**PROBLEM STATEMENT:**
Nothing but the listing below, retyped exactly, should appear in the answer.

»»

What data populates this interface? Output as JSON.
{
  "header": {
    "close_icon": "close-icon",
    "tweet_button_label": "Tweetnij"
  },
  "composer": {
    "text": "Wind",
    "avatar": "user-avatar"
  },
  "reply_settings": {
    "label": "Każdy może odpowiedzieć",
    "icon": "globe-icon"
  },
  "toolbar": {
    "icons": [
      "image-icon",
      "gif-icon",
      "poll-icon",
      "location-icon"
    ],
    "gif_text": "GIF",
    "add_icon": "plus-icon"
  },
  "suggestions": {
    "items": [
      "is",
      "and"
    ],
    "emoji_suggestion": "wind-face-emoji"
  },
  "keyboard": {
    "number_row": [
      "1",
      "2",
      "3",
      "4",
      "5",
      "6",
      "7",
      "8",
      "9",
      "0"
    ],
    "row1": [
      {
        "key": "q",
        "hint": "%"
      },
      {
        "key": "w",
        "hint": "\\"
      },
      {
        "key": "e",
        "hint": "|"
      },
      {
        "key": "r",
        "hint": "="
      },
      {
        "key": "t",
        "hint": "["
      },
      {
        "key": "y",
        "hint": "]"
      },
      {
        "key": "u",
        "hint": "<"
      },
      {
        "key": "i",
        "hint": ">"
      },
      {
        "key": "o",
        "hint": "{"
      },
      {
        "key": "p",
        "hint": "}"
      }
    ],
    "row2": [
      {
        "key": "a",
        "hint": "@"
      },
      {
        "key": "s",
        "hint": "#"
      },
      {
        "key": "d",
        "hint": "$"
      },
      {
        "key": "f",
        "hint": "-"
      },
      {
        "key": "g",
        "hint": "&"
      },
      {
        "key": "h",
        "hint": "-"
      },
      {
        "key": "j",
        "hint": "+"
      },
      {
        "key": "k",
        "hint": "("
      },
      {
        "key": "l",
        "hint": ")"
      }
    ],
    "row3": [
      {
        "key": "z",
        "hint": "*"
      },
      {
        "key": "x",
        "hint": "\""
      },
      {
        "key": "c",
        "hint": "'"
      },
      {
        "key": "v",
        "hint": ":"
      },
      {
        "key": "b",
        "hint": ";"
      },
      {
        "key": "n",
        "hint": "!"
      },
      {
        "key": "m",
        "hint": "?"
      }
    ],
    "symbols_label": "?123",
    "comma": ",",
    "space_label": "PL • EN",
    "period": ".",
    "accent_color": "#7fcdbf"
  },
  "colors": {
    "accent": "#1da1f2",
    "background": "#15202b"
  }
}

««

**ANSWER TO THIS EXERCISE:**
What data populates this interface? Output as JSON.
{
  "header": {
    "close_icon": "close-icon",
    "tweet_button_label": "Tweetnij"
  },
  "composer": {
    "text": "Wind",
    "avatar": "user-avatar"
  },
  "reply_settings": {
    "label": "Każdy może odpowiedzieć",
    "icon": "globe-icon"
  },
  "toolbar": {
    "icons": [
      "image-icon",
      "gif-icon",
      "poll-icon",
      "location-icon"
    ],
    "gif_text": "GIF",
    "add_icon": "plus-icon"
  },
  "suggestions": {
    "items": [
      "is",
      "and"
    ],
    "emoji_suggestion": "wind-face-emoji"
  },
  "keyboard": {
    "number_row": [
      "1",
      "2",
      "3",
      "4",
      "5",
      "6",
      "7",
      "8",
      "9",
      "0"
    ],
    "row1": [
      {
        "key": "q",
        "hint": "%"
      },
      {
        "key": "w",
        "hint": "\\"
      },
      {
        "key": "e",
        "hint": "|"
      },
      {
        "key": "r",
        "hint": "="
      },
      {
        "key": "t",
        "hint": "["
      },
      {
        "key": "y",
        "hint": "]"
      },
      {
        "key": "u",
        "hint": "<"
      },
      {
        "key": "i",
        "hint": ">"
      },
      {
        "key": "o",
        "hint": "{"
      },
      {
        "key": "p",
        "hint": "}"
      }
    ],
    "row2": [
      {
        "key": "a",
        "hint": "@"
      },
      {
        "key": "s",
        "hint": "#"
      },
      {
        "key": "d",
        "hint": "$"
      },
      {
        "key": "f",
        "hint": "-"
      },
      {
        "key": "g",
        "hint": "&"
      },
      {
        "key": "h",
        "hint": "-"
      },
      {
        "key": "j",
        "hint": "+"
      },
      {
        "key": "k",
        "hint": "("
      },
      {
        "key": "l",
        "hint": ")"
      }
    ],
    "row3": [
      {
        "key": "z",
        "hint": "*"
      },
      {
        "key": "x",
        "hint": "\""
      },
      {
        "key": "c",
        "hint": "'"
      },
      {
        "key": "v",
        "hint": ":"
      },
      {
        "key": "b",
        "hint": ";"
      },
      {
        "key": "n",
        "hint": "!"
      },
      {
        "key": "m",
        "hint": "?"
      }
    ],
    "symbols_label": "?123",
    "comma": ",",
    "space_label": "PL • EN",
    "period": ".",
    "accent_color": "#7fcdbf"
  },
  "colors": {
    "accent": "#1da1f2",
    "background": "#15202b"
  }
}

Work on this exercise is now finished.